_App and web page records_
****

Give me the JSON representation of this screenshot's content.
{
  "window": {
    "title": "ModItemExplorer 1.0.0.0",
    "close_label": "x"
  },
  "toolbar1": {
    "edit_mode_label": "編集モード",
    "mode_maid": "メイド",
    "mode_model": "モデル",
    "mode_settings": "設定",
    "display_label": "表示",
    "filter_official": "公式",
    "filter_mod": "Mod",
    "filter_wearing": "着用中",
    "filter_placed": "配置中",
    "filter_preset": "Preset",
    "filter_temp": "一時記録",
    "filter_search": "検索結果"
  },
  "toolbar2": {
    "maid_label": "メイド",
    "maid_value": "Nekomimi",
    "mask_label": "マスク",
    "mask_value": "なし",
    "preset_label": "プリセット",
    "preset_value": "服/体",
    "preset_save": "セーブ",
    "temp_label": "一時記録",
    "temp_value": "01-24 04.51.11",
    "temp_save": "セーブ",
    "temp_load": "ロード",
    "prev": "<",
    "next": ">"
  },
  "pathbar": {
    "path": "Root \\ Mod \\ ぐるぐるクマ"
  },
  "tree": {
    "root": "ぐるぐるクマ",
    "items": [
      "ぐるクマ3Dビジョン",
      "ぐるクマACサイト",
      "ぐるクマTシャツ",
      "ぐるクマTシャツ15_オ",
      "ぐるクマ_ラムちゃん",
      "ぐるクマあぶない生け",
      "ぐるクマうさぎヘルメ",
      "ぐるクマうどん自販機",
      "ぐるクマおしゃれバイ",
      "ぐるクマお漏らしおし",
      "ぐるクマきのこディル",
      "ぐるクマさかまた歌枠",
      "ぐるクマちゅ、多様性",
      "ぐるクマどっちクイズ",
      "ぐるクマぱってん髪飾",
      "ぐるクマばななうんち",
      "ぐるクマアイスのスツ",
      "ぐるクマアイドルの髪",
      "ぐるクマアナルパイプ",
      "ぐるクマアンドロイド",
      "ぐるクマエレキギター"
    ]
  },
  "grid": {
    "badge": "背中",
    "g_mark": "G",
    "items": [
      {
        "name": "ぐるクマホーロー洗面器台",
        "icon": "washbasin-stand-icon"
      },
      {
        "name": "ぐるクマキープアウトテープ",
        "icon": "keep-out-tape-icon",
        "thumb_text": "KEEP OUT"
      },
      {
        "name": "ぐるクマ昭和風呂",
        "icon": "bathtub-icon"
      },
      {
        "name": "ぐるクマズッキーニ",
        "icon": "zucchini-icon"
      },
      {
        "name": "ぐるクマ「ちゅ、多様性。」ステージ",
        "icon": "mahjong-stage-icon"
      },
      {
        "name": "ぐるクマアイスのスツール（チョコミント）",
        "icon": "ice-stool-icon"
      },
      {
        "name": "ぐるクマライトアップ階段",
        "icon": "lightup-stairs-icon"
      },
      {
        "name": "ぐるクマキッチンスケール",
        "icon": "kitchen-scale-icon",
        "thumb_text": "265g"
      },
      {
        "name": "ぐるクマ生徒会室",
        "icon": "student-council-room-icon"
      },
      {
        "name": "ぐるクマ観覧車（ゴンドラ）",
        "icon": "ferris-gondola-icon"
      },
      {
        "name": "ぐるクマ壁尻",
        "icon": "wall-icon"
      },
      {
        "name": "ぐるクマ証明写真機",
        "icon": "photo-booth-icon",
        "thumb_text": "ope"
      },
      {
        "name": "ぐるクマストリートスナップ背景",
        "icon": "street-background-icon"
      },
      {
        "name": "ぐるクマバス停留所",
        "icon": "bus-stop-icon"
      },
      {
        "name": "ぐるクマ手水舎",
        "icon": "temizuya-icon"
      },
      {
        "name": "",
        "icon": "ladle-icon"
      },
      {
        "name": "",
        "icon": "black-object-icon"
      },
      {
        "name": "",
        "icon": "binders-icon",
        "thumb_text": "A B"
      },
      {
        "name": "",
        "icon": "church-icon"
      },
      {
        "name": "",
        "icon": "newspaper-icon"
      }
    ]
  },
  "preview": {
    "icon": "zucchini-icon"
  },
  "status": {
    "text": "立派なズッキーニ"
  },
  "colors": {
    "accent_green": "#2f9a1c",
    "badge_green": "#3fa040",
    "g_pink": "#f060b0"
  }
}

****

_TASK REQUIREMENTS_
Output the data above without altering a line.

_SOLUTION TO THIS TASK_
Give me the JSON representation of this screenshot's content.
{
  "window": {
    "title": "ModItemExplorer 1.0.0.0",
    "close_label": "x"
  },
  "toolbar1": {
    "edit_mode_label": "編集モード",
    "mode_maid": "メイド",
    "mode_model": "モデル",
    "mode_settings": "設定",
    "display_label": "表示",
    "filter_official": "公式",
    "filter_mod": "Mod",
    "filter_wearing": "着用中",
    "filter_placed": "配置中",
    "filter_preset": "Preset",
    "filter_temp": "一時記録",
    "filter_search": "検索結果"
  },
  "toolbar2": {
    "maid_label": "メイド",
    "maid_value": "Nekomimi",
    "mask_label": "マスク",
    "mask_value": "なし",
    "preset_label": "プリセット",
    "preset_value": "服/体",
    "preset_save": "セーブ",
    "temp_label": "一時記録",
    "temp_value": "01-24 04.51.11",
    "temp_save": "セーブ",
    "temp_load": "ロード",
    "prev": "<",
    "next": ">"
  },
  "pathbar": {
    "path": "Root \\ Mod \\ ぐるぐるクマ"
  },
  "tree": {
    "root": "ぐるぐるクマ",
    "items": [
      "ぐるクマ3Dビジョン",
      "ぐるクマACサイト",
      "ぐるクマTシャツ",
      "ぐるクマTシャツ15_オ",
      "ぐるクマ_ラムちゃん",
      "ぐるクマあぶない生け",
      "ぐるクマうさぎヘルメ",
      "ぐるクマうどん自販機",
      "ぐるクマおしゃれバイ",
      "ぐるクマお漏らしおし",
      "ぐるクマきのこディル",
      "ぐるクマさかまた歌枠",
      "ぐるクマちゅ、多様性",
      "ぐるクマどっちクイズ",
      "ぐるクマぱってん髪飾",
      "ぐるクマばななうんち",
      "ぐるクマアイスのスツ",
      "ぐるクマアイドルの髪",
      "ぐるクマアナルパイプ",
      "ぐるクマアンドロイド",
      "ぐるクマエレキギター"
    ]
  },
  "grid": {
    "badge": "背中",
    "g_mark": "G",
    "items": [
      {
        "name": "ぐるクマホーロー洗面器台",
        "icon": "washbasin-stand-icon"
      },
      {
        "name": "ぐるクマキープアウトテープ",
        "icon": "keep-out-tape-icon",
        "thumb_text": "KEEP OUT"
      },
      {
        "name": "ぐるクマ昭和風呂",
        "icon": "bathtub-icon"
      },
      {
        "name": "ぐるクマズッキーニ",
        "icon": "zucchini-icon"
      },
      {
        "name": "ぐるクマ「ちゅ、多様性。」ステージ",
        "icon": "mahjong-stage-icon"
      },
      {
        "name": "ぐるクマアイスのスツール（チョコミント）",
        "icon": "ice-stool-icon"
      },
      {
        "name": "ぐるクマライトアップ階段",
        "icon": "lightup-stairs-icon"
      },
      {
        "name": "ぐるクマキッチンスケール",
        "icon": "kitchen-scale-icon",
        "thumb_text": "265g"
      },
      {
        "name": "ぐるクマ生徒会室",
        "icon": "student-council-room-icon"
      },
      {
        "name": "ぐるクマ観覧車（ゴンドラ）",
        "icon": "ferris-gondola-icon"
      },
      {
        "name": "ぐるクマ壁尻",
        "icon": "wall-icon"
      },
      {
        "name": "ぐるクマ証明写真機",
        "icon": "photo-booth-icon",
        "thumb_text": "ope"
      },
      {
        "name": "ぐるクマストリートスナップ背景",
        "icon": "street-background-icon"
      },
      {
        "name": "ぐるクマバス停留所",
        "icon": "bus-stop-icon"
      },
      {
        "name": "ぐるクマ手水舎",
        "icon": "temizuya-icon"
      },
      {
        "name": "",
        "icon": "ladle-icon"
      },
      {
        "name": "",
        "icon": "black-object-icon"
      },
      {
        "name": "",
        "icon": "binders-icon",
        "thumb_text": "A B"
      },
      {
        "name": "",
        "icon": "church-icon"
      },
      {
        "name": "",
        "icon": "newspaper-icon"
      }
    ]
  },
  "preview": {
    "icon": "zucchini-icon"
  },
  "status": {
    "text": "立派なズッキーニ"
  },
  "colors": {
    "accent_green": "#2f9a1c",
    "badge_green": "#3fa040",
    "g_pink": "#f060b0"
  }
}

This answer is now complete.